Recorded data:

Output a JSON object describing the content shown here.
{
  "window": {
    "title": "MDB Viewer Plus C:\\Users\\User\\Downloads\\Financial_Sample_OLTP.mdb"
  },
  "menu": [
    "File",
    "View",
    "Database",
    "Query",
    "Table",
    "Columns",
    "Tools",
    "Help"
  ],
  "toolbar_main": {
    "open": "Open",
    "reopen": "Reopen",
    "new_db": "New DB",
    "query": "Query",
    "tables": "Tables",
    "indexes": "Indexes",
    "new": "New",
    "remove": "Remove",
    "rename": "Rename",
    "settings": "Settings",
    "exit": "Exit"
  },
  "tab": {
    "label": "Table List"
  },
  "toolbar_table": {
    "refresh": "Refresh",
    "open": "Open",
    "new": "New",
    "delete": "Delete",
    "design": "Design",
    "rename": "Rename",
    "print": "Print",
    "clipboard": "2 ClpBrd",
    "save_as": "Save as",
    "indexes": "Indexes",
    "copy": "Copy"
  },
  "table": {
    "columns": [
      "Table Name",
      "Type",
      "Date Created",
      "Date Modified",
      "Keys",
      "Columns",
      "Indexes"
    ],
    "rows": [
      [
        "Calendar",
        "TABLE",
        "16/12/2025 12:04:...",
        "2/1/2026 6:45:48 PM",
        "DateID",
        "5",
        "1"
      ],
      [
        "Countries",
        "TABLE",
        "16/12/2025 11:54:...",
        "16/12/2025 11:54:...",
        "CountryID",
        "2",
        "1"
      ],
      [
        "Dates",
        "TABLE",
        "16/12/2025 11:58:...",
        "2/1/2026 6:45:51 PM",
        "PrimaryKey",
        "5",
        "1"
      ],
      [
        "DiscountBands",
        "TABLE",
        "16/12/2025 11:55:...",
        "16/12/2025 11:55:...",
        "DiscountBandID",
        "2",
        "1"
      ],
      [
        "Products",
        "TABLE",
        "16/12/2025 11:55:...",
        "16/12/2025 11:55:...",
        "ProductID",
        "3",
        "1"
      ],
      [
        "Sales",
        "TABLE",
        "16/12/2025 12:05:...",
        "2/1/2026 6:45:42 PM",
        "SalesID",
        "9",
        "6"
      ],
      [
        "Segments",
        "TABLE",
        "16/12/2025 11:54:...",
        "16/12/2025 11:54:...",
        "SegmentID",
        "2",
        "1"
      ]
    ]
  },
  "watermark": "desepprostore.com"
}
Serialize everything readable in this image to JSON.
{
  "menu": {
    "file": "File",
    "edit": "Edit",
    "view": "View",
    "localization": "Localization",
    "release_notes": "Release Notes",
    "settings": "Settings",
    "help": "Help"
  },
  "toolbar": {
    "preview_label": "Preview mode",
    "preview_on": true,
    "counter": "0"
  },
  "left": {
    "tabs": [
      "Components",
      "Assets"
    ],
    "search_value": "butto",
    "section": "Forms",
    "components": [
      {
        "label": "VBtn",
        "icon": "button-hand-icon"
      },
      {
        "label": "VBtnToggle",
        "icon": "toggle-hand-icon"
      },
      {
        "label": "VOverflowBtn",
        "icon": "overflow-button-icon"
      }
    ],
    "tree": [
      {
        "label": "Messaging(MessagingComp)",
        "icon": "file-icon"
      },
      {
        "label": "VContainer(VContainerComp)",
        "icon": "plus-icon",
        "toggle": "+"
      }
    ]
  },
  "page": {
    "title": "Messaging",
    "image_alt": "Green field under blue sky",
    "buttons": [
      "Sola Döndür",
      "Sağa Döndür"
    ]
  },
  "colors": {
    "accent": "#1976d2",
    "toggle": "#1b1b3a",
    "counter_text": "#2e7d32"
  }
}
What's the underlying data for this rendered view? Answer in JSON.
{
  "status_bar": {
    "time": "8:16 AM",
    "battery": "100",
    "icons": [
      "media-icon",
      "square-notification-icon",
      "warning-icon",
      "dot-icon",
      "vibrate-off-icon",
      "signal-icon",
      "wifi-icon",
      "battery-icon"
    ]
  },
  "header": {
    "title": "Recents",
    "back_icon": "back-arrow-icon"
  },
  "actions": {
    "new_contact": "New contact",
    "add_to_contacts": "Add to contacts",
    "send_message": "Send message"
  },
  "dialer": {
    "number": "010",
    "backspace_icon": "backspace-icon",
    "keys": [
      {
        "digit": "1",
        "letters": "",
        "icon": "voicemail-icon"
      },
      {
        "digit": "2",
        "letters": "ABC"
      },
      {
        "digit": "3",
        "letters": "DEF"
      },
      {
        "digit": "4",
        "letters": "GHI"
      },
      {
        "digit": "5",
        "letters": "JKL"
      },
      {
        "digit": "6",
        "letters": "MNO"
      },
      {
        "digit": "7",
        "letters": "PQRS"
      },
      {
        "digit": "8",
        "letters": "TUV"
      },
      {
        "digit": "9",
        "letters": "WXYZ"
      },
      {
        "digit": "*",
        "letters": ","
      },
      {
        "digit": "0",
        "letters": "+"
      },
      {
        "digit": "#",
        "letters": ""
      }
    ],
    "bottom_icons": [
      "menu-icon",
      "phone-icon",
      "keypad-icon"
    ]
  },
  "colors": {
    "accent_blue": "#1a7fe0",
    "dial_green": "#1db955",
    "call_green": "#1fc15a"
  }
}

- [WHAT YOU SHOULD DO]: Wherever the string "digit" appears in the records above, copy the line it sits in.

- [EXPECTED ANSWER]:
        "digit": "1",
        "digit": "2",
        "digit": "3",
        "digit": "4",
        "digit": "5",
        "digit": "6",
        "digit": "7",
        "digit": "8",
        "digit": "9",
        "digit": "*",
        "digit": "0",
        "digit": "#",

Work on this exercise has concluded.